"A wizard of the Elder Race. He lives here, in Valusia, by the Lake of Visions in the House of a Thousand Mirrors. All things are known to him … he speaks with the dead and holds converse with the demons of the Lost Lands."

Intrigued, Kull sets off to meet Tuzun Thune alone, hoping that "this mummer" might be able to cure him of his melancholy. 

Upon meeting him, Kull interrogates the wizard, asking him, "Can you do wonders?" What follows is memorable and another example of the ways in which the tales of Kull differ from those of Conan.

The wizard stretched forth his hand; his fingers opened and closed like a bird's claws.

"Is that not a wonder – that this blind flesh obeys the thoughts of the mind? I walk, I breathe, I speak – are they not all wonders?

Kull meditated a while, then spoke. "Can you summon up demons?"

"Aye. I can summon up a demon more savage than any in ghostland – by smiting you in the face."

Kull started, then nodded. "But the dead, can you talk to the dead?"

"I talk with the dead always – as I am talking now. Death begins with birth and each man begins to die when he is born; even now you are dead, King Kull, because you were born.

Kull is unimpressed by these clever responses and declares the wizard to be "no more than an ordinary man." It's at this point that Tuzun Thune suggests that Kull "look into my mirrors" and reveals that the walls and ceiling of his home consisted almost entirely of perfectly jointed mirrors. The king does so and, in so doing, sees first scenes from the past and then the future before being directed into another mirror "of the deepest magic," in which Kull sees only himself – or does he? 

Fascinated by his reflection, the king begins to wonder "Am I the man or is he? Which of us is the ghost of the other?" This thought slowly overtakes him and, even after he leaves Tuzun Thune's home, he continues to ponder it, in the process becoming more and more unsure of whether the world he inhabits is the real one or whether the world beyond the mirror is. His advisors begin to worry about his state of mind, fearing that Valusia will come to a bad end because of it.

"The Mirrors of Tuzun Thune" is a unique story, marrying the conventions of pulp fantasy to a philosophical exploration of the nature of identity and indeed reality itself.
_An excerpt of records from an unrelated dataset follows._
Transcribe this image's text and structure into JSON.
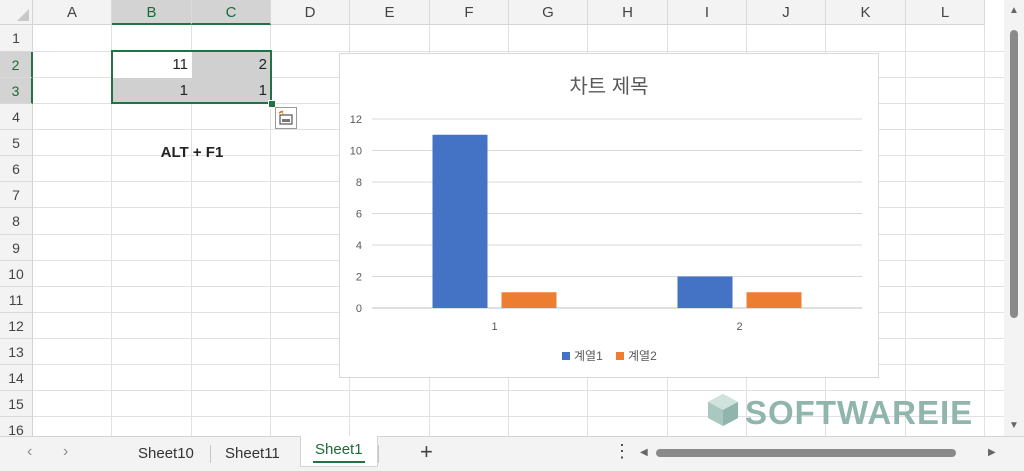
{
  "columns": [
    "A",
    "B",
    "C",
    "D",
    "E",
    "F",
    "G",
    "H",
    "I",
    "J",
    "K",
    "L"
  ],
  "rows": [
    "1",
    "2",
    "3",
    "4",
    "5",
    "6",
    "7",
    "8",
    "9",
    "10",
    "11",
    "12",
    "13",
    "14",
    "15",
    "16"
  ],
  "cells": {
    "B2": "11",
    "C2": "2",
    "B3": "1",
    "C3": "1",
    "B5": "ALT + F1"
  },
  "chart": {
    "title": "차트 제목",
    "legend": [
      "계열1",
      "계열2"
    ]
  },
  "chart_data": {
    "type": "bar",
    "title": "차트 제목",
    "categories": [
      "1",
      "2"
    ],
    "series": [
      {
        "name": "계열1",
        "values": [
          11,
          2
        ],
        "color": "#4472C4"
      },
      {
        "name": "계열2",
        "values": [
          1,
          1
        ],
        "color": "#ED7D31"
      }
    ],
    "ylim": [
      0,
      12
    ],
    "yticks": [
      0,
      2,
      4,
      6,
      8,
      10,
      12
    ],
    "grid": true,
    "legend_position": "bottom"
  },
  "sheets": [
    "Sheet10",
    "Sheet11",
    "Sheet1"
  ],
  "active_sheet": "Sheet1",
  "watermark": "SOFTWAREIE",
  "colors": {
    "excel_green": "#217346",
    "selected_fill": "#d0d0d0"
  }
}
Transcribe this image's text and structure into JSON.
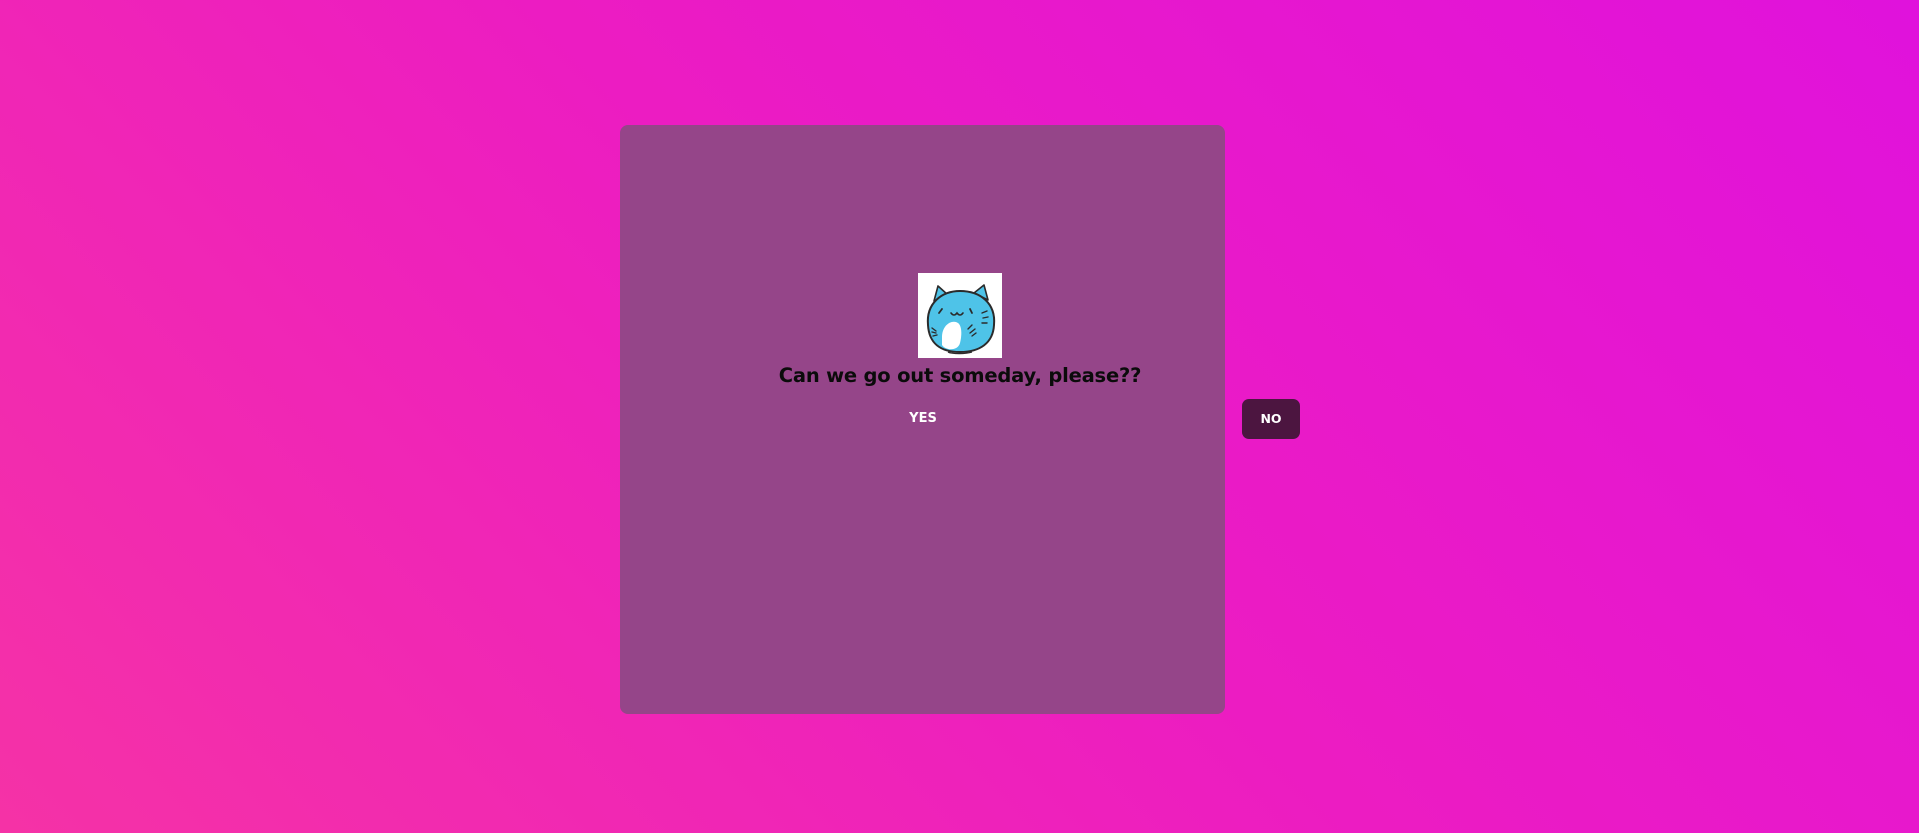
{
  "prompt": {
    "question": "Can we go out someday, please??"
  },
  "buttons": {
    "yes_label": "YES",
    "no_label": "NO"
  },
  "mascot": {
    "icon": "blue-cat-mascot-icon"
  },
  "colors": {
    "background_start": "#e012dc",
    "background_end": "#f532a6",
    "card": "#954589",
    "no_button": "#4c1540",
    "mascot_body": "#4ec3e8"
  }
}
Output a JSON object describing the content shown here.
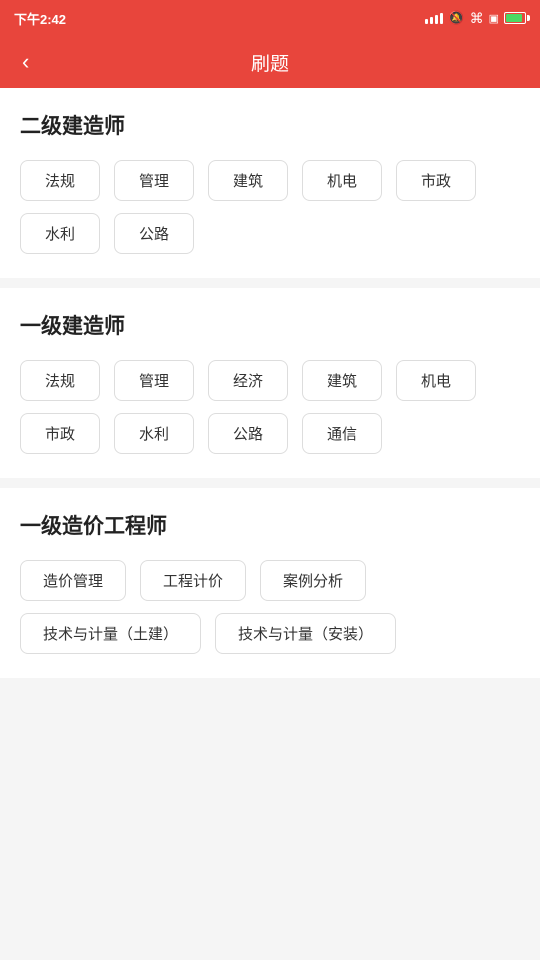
{
  "statusBar": {
    "time": "下午2:42",
    "batteryColor": "#4cd964"
  },
  "header": {
    "title": "刷题",
    "backLabel": "‹"
  },
  "sections": [
    {
      "id": "level2",
      "title": "二级建造师",
      "tags": [
        {
          "label": "法规"
        },
        {
          "label": "管理"
        },
        {
          "label": "建筑"
        },
        {
          "label": "机电"
        },
        {
          "label": "市政"
        },
        {
          "label": "水利"
        },
        {
          "label": "公路"
        }
      ]
    },
    {
      "id": "level1",
      "title": "一级建造师",
      "tags": [
        {
          "label": "法规"
        },
        {
          "label": "管理"
        },
        {
          "label": "经济"
        },
        {
          "label": "建筑"
        },
        {
          "label": "机电"
        },
        {
          "label": "市政"
        },
        {
          "label": "水利"
        },
        {
          "label": "公路"
        },
        {
          "label": "通信"
        }
      ]
    },
    {
      "id": "cost-engineer",
      "title": "一级造价工程师",
      "tags": [
        {
          "label": "造价管理"
        },
        {
          "label": "工程计价"
        },
        {
          "label": "案例分析"
        },
        {
          "label": "技术与计量（土建）"
        },
        {
          "label": "技术与计量（安装）"
        }
      ]
    }
  ]
}
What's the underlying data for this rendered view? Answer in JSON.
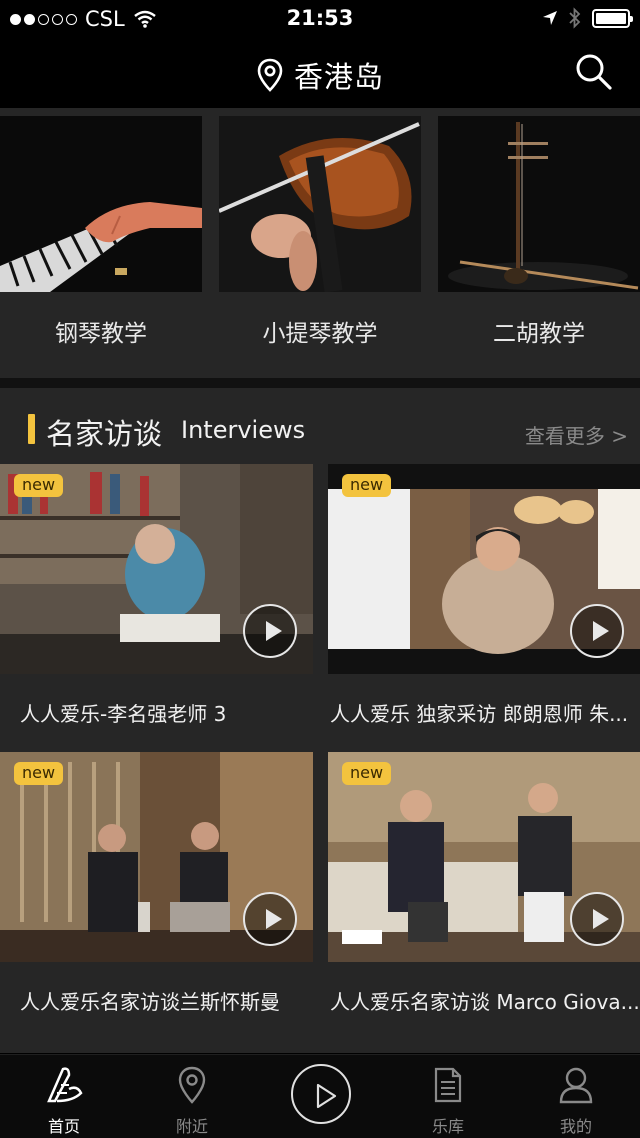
{
  "status_bar": {
    "carrier": "CSL",
    "time": "21:53"
  },
  "header": {
    "location": "香港岛"
  },
  "categories": [
    {
      "label": "钢琴教学"
    },
    {
      "label": "小提琴教学"
    },
    {
      "label": "二胡教学"
    }
  ],
  "interviews": {
    "title": "名家访谈",
    "subtitle": "Interviews",
    "more": "查看更多 >",
    "cards": [
      {
        "badge": "new",
        "title": "人人爱乐-李名强老师 3"
      },
      {
        "badge": "new",
        "title": "人人爱乐 独家采访 郎朗恩师 朱..."
      },
      {
        "badge": "new",
        "title": "人人爱乐名家访谈兰斯怀斯曼"
      },
      {
        "badge": "new",
        "title": "人人爱乐名家访谈 Marco Giova..."
      }
    ]
  },
  "tabbar": {
    "tabs": [
      {
        "label": "首页"
      },
      {
        "label": "附近"
      },
      {
        "label": "乐库"
      },
      {
        "label": "我的"
      }
    ]
  },
  "colors": {
    "accent": "#f3c33e",
    "panel": "#262626",
    "background": "#000000"
  }
}
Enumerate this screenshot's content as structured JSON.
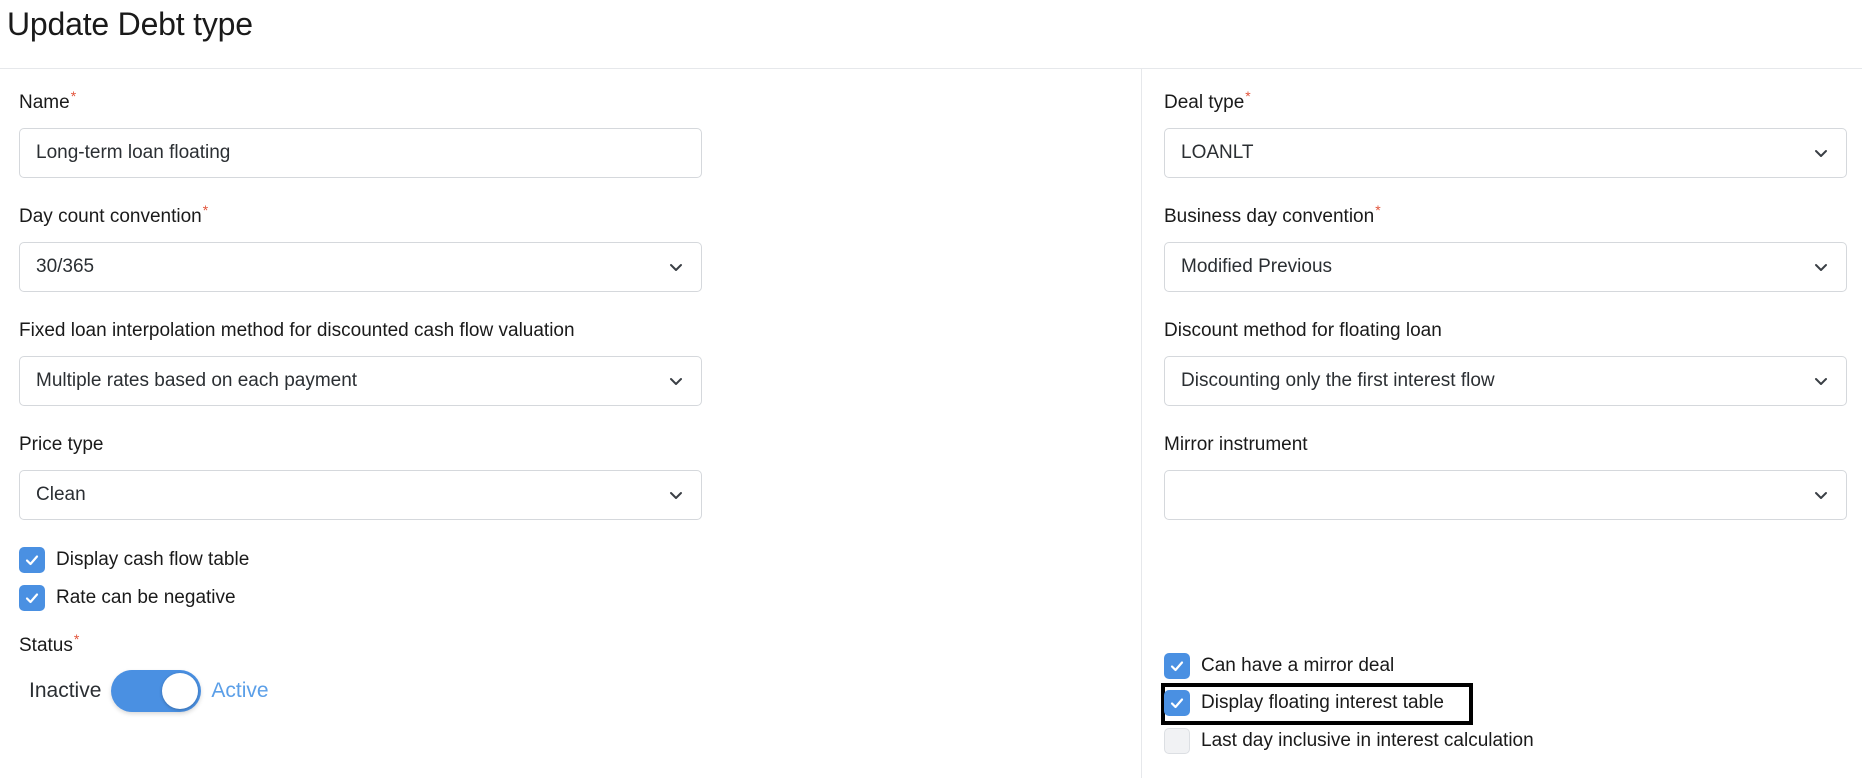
{
  "page": {
    "title": "Update Debt type"
  },
  "left": {
    "name": {
      "label": "Name",
      "required": "*",
      "value": "Long-term loan floating"
    },
    "day_count": {
      "label": "Day count convention",
      "required": "*",
      "value": "30/365"
    },
    "interpolation": {
      "label": "Fixed loan interpolation method for discounted cash flow valuation",
      "value": "Multiple rates based on each payment"
    },
    "price_type": {
      "label": "Price type",
      "value": "Clean"
    },
    "checkboxes": [
      {
        "label": "Display cash flow table",
        "checked": true
      },
      {
        "label": "Rate can be negative",
        "checked": true
      }
    ],
    "status": {
      "label": "Status",
      "required": "*",
      "off_label": "Inactive",
      "on_label": "Active",
      "active": true
    }
  },
  "right": {
    "deal_type": {
      "label": "Deal type",
      "required": "*",
      "value": "LOANLT"
    },
    "business_day": {
      "label": "Business day convention",
      "required": "*",
      "value": "Modified Previous"
    },
    "discount_method": {
      "label": "Discount method for floating loan",
      "value": "Discounting only the first interest flow"
    },
    "mirror_instrument": {
      "label": "Mirror instrument",
      "value": ""
    },
    "checkboxes": [
      {
        "label": "Can have a mirror deal",
        "checked": true
      },
      {
        "label": "Display floating interest table",
        "checked": true
      },
      {
        "label": "Last day inclusive in interest calculation",
        "checked": false
      }
    ]
  },
  "colors": {
    "accent": "#4a90e2",
    "required": "#e2543b",
    "border": "#d5d8dc"
  },
  "icons": {
    "select": "chevron-down-icon",
    "check": "check-icon"
  }
}
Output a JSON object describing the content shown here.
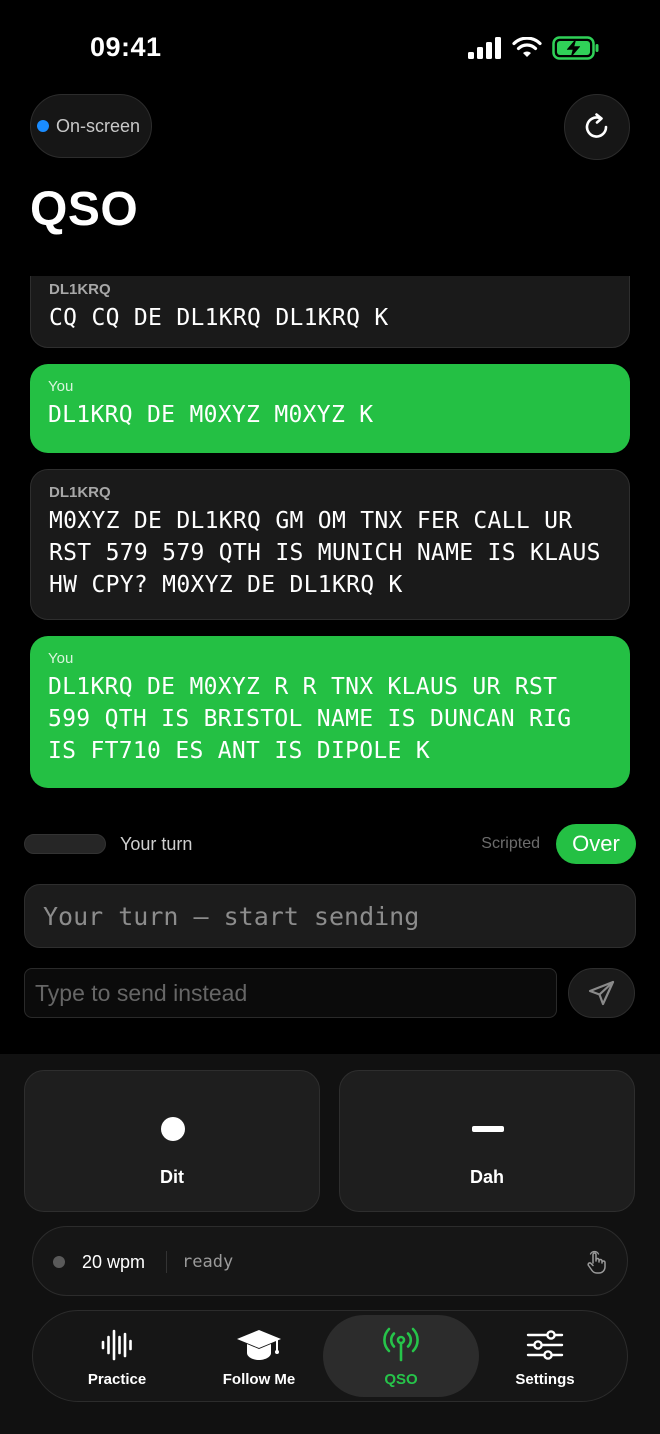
{
  "status_bar": {
    "time": "09:41"
  },
  "header": {
    "onscreen_label": "On-screen",
    "title": "QSO"
  },
  "messages": [
    {
      "sender": "DL1KRQ",
      "text": "CQ CQ DE DL1KRQ DL1KRQ K",
      "from": "them"
    },
    {
      "sender": "You",
      "text": "DL1KRQ DE M0XYZ M0XYZ K",
      "from": "you"
    },
    {
      "sender": "DL1KRQ",
      "text": "M0XYZ DE DL1KRQ GM OM TNX FER CALL UR RST 579 579 QTH IS MUNICH NAME IS KLAUS HW CPY? M0XYZ DE DL1KRQ K",
      "from": "them"
    },
    {
      "sender": "You",
      "text": "DL1KRQ DE M0XYZ R R TNX KLAUS UR RST 599 QTH IS BRISTOL NAME IS DUNCAN RIG IS FT710 ES ANT IS DIPOLE K",
      "from": "you"
    }
  ],
  "turn": {
    "label": "Your turn",
    "scripted_label": "Scripted",
    "over_label": "Over"
  },
  "send_box": {
    "text": "Your turn — start sending"
  },
  "type_input": {
    "placeholder": "Type to send instead",
    "value": ""
  },
  "keys": {
    "dit_label": "Dit",
    "dah_label": "Dah"
  },
  "wpm_bar": {
    "wpm": "20 wpm",
    "status": "ready"
  },
  "tabs": [
    {
      "label": "Practice",
      "icon": "waveform-icon",
      "active": false
    },
    {
      "label": "Follow Me",
      "icon": "graduation-cap-icon",
      "active": false
    },
    {
      "label": "QSO",
      "icon": "antenna-icon",
      "active": true
    },
    {
      "label": "Settings",
      "icon": "sliders-icon",
      "active": false
    }
  ],
  "colors": {
    "accent_green": "#24c044",
    "onscreen_dot": "#1a8cff",
    "battery_green": "#30d158"
  }
}
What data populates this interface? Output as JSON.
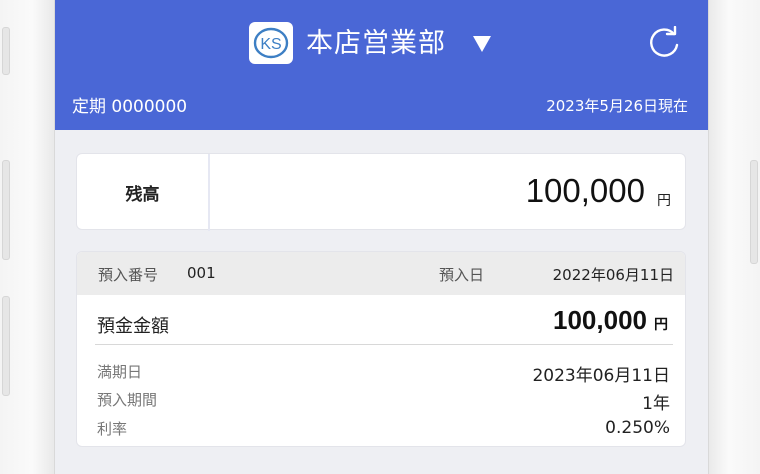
{
  "header": {
    "logo_text": "KS",
    "branch_name": "本店営業部",
    "account_label": "定期 0000000",
    "as_of_date": "2023年5月26日現在"
  },
  "balance": {
    "label": "残高",
    "amount": "100,000",
    "unit": "円"
  },
  "deposit": {
    "number_label": "預入番号",
    "number_value": "001",
    "date_label": "預入日",
    "date_value": "2022年06月11日",
    "amount_label": "預金金額",
    "amount_value": "100,000",
    "amount_unit": "円",
    "details": [
      {
        "label": "満期日",
        "value": "2023年06月11日"
      },
      {
        "label": "預入期間",
        "value": "1年"
      },
      {
        "label": "利率",
        "value": "0.250%"
      }
    ]
  },
  "colors": {
    "header_bg": "#4a67d6",
    "screen_bg": "#eeeff3",
    "logo_blue": "#3d7fc4"
  },
  "icons": {
    "dropdown": "caret-down-icon",
    "refresh": "refresh-icon"
  }
}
No one's world is going to be shattered by this story: it's interesting but not especially profound. But I enjoy it nonetheless, in large part, I think, because of just how different it is from Howard's Conan stories. Though Conan is no blockhead, he prefers to leave questions such as these to teachers and priests. I can't imagine the Cimmerian starring in a story like this one (though Roy Thomas clearly disagrees with me) and that's more than enough to make it memorable.